Yesterday Foursquare pushed its new app, Swarm, to the iTunes and Google Play stores, revealing to the world what it had been teasing for weeks: a tool to help you connect with friends globally, in a way that’s more socially-driven than the Foursquare we’ve long known and loved. Swarm differs from Foursquare by focusing on interactions, and not solitary check-ins or points, which were hardly being used in the competitive, socially-charged way that had once been intended.

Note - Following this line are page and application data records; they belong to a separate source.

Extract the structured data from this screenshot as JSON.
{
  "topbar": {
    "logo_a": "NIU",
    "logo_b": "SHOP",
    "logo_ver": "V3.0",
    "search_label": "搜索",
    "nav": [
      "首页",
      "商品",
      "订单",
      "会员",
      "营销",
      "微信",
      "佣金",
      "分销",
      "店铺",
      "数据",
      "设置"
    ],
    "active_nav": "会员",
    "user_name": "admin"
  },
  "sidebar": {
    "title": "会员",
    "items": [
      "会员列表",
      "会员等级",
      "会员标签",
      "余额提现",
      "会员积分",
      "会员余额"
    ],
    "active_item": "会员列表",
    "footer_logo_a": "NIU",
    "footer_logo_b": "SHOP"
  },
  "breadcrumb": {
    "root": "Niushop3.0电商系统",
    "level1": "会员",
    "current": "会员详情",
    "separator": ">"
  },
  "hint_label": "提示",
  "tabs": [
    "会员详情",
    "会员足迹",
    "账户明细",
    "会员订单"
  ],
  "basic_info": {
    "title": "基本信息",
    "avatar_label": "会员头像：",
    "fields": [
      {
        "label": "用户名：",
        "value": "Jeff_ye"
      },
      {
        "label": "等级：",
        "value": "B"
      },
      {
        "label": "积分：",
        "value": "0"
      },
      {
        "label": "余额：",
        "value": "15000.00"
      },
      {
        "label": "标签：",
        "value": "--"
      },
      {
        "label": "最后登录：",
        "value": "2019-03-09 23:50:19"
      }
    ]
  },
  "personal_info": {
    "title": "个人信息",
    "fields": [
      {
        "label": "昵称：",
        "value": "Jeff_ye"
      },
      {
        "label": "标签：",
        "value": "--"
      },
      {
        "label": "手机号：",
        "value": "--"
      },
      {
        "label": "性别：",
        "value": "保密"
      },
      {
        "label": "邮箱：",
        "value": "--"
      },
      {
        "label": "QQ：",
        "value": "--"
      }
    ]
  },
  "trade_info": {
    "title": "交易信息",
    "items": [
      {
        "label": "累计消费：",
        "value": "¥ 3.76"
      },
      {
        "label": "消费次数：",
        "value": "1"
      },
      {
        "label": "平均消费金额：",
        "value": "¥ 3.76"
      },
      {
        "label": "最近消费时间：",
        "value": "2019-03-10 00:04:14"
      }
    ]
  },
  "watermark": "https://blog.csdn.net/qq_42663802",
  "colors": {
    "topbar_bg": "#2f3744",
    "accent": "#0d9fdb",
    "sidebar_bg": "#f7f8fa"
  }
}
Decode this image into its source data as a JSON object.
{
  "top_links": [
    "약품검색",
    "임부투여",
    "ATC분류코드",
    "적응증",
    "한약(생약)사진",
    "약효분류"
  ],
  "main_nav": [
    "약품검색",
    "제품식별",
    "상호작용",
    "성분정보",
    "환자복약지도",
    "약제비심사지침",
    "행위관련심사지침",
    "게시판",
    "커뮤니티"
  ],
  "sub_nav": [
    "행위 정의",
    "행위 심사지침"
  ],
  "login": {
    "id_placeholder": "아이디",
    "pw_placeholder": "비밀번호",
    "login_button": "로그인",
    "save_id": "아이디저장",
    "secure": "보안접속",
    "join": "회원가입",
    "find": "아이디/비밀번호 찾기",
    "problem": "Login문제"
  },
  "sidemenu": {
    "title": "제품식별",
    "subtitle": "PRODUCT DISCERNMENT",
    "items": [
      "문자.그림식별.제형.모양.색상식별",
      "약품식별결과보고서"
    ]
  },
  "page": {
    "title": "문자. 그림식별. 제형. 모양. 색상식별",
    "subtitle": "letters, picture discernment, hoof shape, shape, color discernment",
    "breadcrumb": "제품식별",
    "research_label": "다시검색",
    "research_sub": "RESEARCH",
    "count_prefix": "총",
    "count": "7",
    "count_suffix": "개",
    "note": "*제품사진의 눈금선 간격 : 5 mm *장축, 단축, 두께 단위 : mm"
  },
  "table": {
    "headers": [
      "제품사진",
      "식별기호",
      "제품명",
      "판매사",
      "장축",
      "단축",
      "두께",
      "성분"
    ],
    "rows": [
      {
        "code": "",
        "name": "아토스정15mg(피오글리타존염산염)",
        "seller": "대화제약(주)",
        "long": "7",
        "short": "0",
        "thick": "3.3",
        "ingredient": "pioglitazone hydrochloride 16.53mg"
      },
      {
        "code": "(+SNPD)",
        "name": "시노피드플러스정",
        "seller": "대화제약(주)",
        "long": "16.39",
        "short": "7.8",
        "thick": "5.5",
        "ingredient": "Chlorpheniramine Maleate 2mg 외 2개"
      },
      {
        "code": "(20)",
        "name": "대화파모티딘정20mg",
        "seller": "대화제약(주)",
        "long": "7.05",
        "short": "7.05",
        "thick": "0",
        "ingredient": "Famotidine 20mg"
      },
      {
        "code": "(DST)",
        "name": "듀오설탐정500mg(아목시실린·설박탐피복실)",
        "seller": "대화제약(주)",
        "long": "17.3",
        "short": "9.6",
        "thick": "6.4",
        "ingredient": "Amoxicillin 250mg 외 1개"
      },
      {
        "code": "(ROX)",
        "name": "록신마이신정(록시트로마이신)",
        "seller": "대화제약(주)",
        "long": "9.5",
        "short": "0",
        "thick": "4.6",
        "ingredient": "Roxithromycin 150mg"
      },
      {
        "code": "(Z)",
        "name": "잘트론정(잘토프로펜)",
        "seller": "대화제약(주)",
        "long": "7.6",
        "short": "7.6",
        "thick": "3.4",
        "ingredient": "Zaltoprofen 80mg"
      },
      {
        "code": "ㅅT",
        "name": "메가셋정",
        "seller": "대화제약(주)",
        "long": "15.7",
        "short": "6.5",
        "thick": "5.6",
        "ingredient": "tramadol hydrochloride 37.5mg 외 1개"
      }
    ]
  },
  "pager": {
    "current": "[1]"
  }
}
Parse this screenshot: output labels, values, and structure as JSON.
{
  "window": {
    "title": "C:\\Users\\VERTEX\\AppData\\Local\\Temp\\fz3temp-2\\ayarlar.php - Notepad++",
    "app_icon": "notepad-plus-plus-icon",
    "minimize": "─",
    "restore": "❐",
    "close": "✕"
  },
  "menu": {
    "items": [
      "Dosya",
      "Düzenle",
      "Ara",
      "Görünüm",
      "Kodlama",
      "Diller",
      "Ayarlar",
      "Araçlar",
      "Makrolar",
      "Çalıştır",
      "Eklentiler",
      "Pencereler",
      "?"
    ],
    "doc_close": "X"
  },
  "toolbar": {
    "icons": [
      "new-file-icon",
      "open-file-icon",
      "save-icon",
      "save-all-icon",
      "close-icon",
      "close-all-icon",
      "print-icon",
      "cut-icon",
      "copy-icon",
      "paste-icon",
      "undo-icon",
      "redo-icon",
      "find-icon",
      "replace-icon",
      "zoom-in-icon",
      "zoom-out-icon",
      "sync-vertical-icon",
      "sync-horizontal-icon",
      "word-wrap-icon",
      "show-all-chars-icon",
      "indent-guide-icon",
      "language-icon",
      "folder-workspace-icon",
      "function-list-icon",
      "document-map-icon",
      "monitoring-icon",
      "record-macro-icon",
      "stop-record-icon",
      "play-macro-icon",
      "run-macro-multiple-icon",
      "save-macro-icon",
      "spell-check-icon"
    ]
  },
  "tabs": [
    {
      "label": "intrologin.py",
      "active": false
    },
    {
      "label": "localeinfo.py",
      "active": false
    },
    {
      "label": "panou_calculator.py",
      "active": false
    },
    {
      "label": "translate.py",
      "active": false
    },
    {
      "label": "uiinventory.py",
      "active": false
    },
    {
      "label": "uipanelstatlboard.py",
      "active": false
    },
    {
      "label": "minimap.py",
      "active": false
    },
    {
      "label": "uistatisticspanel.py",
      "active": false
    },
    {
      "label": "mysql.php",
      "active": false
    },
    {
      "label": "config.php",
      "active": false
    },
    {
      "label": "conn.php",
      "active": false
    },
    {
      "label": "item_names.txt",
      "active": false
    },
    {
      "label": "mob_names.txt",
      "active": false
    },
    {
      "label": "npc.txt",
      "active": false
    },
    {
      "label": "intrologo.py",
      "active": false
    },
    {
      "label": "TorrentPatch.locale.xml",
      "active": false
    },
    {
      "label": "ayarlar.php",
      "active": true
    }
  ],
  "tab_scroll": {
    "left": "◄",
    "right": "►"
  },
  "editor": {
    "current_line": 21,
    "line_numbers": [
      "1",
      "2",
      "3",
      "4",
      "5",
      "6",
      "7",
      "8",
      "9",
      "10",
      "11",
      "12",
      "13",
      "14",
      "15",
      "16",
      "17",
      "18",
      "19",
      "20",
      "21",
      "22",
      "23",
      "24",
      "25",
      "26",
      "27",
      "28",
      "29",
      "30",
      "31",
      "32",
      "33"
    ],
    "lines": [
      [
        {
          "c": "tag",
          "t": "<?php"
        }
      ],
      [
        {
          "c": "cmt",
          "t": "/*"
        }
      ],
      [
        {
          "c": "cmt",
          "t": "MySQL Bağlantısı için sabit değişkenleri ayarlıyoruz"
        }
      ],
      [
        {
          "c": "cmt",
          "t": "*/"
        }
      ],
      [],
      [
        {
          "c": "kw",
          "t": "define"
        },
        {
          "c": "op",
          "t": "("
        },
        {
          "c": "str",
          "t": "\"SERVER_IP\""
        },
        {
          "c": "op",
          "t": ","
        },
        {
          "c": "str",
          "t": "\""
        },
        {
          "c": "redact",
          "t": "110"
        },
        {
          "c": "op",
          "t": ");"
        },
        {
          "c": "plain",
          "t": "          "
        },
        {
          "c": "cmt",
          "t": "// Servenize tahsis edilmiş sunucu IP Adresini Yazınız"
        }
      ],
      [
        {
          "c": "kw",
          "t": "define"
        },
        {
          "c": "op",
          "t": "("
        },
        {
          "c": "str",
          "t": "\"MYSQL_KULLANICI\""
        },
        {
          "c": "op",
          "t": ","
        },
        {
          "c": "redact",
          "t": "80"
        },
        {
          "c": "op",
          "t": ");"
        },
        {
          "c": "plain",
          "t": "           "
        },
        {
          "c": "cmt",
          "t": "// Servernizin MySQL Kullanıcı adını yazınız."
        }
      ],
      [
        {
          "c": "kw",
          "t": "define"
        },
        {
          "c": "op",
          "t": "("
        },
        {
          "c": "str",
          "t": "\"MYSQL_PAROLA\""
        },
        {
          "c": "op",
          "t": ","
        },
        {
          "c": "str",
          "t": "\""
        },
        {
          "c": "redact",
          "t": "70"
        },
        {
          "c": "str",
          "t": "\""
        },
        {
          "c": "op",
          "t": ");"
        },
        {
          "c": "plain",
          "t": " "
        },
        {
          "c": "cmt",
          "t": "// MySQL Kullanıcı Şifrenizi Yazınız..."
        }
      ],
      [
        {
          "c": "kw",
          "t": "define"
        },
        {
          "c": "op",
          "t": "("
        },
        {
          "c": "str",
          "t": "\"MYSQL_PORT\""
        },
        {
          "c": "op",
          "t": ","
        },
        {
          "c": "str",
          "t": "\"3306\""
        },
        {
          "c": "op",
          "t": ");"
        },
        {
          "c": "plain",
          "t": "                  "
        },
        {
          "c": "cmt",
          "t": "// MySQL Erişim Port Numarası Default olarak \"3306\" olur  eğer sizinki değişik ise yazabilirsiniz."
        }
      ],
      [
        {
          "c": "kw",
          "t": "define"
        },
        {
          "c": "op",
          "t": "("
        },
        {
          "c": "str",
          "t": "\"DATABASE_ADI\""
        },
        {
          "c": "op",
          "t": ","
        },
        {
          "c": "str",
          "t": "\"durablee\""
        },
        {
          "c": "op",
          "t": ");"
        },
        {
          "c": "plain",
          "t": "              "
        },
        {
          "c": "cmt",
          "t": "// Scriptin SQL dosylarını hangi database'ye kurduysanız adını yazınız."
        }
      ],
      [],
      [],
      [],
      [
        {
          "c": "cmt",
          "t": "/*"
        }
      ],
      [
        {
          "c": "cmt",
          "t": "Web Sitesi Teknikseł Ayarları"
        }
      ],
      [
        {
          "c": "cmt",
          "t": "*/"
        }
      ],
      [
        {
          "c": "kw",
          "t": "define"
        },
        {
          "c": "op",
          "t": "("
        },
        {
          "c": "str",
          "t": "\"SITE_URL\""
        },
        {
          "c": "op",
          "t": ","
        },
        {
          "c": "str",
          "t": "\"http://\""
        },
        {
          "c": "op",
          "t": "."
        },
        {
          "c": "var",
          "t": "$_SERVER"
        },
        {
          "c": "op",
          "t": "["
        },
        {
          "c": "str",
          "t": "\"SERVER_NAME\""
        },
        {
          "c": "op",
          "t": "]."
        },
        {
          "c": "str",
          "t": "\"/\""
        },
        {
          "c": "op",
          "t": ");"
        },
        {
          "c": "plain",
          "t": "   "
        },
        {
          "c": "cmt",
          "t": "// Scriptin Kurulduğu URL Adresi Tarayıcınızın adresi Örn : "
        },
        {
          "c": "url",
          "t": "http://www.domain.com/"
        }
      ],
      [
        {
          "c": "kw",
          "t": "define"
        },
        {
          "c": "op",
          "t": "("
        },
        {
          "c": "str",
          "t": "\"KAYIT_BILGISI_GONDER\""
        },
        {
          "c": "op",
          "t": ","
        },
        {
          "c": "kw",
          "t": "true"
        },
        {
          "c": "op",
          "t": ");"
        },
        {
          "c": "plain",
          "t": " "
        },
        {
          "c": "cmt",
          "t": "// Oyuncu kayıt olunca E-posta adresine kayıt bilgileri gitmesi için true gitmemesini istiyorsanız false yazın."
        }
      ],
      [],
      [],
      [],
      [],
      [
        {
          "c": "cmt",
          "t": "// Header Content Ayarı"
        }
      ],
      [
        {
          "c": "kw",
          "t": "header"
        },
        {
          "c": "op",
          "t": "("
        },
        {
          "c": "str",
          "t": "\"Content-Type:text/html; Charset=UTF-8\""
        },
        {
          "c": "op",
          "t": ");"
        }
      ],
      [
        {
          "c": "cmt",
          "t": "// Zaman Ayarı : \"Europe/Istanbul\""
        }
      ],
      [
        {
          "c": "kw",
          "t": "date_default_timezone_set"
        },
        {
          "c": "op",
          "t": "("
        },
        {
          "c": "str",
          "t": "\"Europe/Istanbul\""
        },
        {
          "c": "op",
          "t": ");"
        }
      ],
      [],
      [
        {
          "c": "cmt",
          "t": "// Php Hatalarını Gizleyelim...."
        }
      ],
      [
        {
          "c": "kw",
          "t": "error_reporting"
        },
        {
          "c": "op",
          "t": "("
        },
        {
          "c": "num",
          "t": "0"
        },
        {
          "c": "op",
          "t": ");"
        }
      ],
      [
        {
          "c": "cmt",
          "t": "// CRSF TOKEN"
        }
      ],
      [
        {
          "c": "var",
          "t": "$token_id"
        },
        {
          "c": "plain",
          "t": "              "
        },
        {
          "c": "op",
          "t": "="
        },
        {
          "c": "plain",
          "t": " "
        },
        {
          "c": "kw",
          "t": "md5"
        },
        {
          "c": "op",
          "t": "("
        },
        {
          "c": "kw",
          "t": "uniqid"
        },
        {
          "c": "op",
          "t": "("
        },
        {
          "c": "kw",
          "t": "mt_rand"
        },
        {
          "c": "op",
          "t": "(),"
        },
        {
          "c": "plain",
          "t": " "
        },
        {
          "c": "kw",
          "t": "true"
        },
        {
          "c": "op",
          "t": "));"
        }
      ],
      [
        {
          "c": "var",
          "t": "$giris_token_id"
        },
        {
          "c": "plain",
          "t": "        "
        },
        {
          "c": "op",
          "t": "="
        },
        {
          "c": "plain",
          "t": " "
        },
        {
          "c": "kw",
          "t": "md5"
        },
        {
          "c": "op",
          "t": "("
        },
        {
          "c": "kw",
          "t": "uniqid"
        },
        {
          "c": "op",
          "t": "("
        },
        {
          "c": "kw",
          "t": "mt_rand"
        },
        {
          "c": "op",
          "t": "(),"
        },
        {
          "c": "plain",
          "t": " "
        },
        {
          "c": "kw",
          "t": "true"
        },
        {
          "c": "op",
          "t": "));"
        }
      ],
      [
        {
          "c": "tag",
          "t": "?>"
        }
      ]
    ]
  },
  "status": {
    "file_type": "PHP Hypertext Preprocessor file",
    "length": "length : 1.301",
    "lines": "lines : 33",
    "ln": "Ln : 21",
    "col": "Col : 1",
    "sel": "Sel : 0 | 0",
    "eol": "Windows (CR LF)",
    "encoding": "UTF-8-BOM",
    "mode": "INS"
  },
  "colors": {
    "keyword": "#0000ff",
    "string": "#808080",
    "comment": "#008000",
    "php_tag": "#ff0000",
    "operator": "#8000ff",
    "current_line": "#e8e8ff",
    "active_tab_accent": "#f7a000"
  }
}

Social media engagement has become increasingly valuable to hotel brands and travel companies—look no further than our own SMITTY Award winners—but today, Marriott is becoming the first company to place a real dollar value on customers’ tweets, check-ins, and likes. With PlusPoints, a new feature of the brand’s much loved rewards program, visitors who download the Marriott Rewards app and synch their social media accounts will now see their points balances increase with every digital interaction—up to 2,000 points each month. Says Rich Toohey, VP of Marriott Rewards, “It’s a way to provide immediate gratification for our members, who happy to be very active on social media channels.” Immediate is right: most interactions (geo-tagged Instagram pics; Facebook comments; check-ins and tweets) will yield an automatic deposited of 25 points to your Marriott Rewards account, while one-time activities, such as liking a property page on Facebook, will boost your balance by 250 points.
Pop up notifications about your flight status. Instant visual translations. Directions to your hotel within seconds of your asking. Google Glass has been targeting travelers for months, with an arsenal of tools that intend to get you looking away from your smart phone and around at world. Today, the company is making a bigger push than ever into the travel space, with the release of three new apps that any jetsetter will no doubt recognize—TripIt, Foursquare, and OpenTable—plus a smart re-release of the exploration tool, Field Trip, which now lets you ask for sightseeing suggestions based on its eclectic catalogue of local sites and venues.
Cameras mounted on unmanned drones have found a place in nature photographer’s arsenal (case in point: this breathtaking GoPro video taken at Arches NP in Moab) but as of last week, the National Park Service has banned the use of drones inside vast Yosemite, saying that they disrupt both peace and emergency services.
See Yosemite in World’s Scariest Hikes
Photo courtesy of T+L Photo Contest
The Travel + Leisure weekly news round-up includes the latest airline to introduce new add-on fees, Google’s update on self-driving cars, a possible bikini ban in Mallorca, and some of the best places to celebrate Bike Month.
Here's how I'll be spending much of this upcoming weekend: enjoying some quality armchair (time) travel courtesy of Google Maps' new Time Machine feature. Launched this week, it captures the evolution of places as they have been documented by Google's street view team—now celebrating their seventh year in action.
I’ve long loved Rome 2 Rio as a transportation guide: it tells you every possible way to get from Point A to Point B, and offers in-line prices and itineraries. Since I started using it, I’ve realized just how efficient train travel can be—factor in security lines and early airport arrivals, and the train can take less time than flying, depending on where you’re going. For the first time, an OTA is in agreement, as CheapAir has announced today that it will be integrating Amtrakrailway reservations into its flight search system. Now, when you search for routes connecting, say, New York and Boston, you’ll see airfares interspersed with train routes, so you can compare prices and schedules. Better yet, you can mix and match airfares and train reservations, so that you can capitalize on a discounted international flight that leaves from a city a few hours away.
In this week's travel news round-up, Disney launches its smart travel app, Airbnb is on the rise for business travelers, and we recap the controversy over the Picasso curtain at the Four Seasons Restaurant, New York.
There have been a boatload of travel innovations revealed today, and the Trip Doctor news team is pretty excited about them all. Here are a few of our favorites:
Microclimates on a Plane: Soon, passengers flying Virgin America will be able to set the temperature for their immediate surroundings thanks to a new partnership with thermostat company Nest (see video above). Expect the "Nest-controlled microclimates," with temperature settings ranging from "Cancun Afternoon" to "Chicago Polar Vortex," on Boston- and Newark-bound flights from both Los Angeles and San Francisco first, with implementation on all routes completed by the end of 2014.
One of London’s famous landmarks got a modern spin last week, as Café Royal Hotel—which opened just over a year ago on Regent Street—debuted a front- and back-of-house integration with Apple technology that's intended to streamline its entire operations process. Now, guests staying at the property can check in remotely using an iOS device, be it en route from the airport or over a cup of coffee in the restaurant, rather than having to queue up at the desk.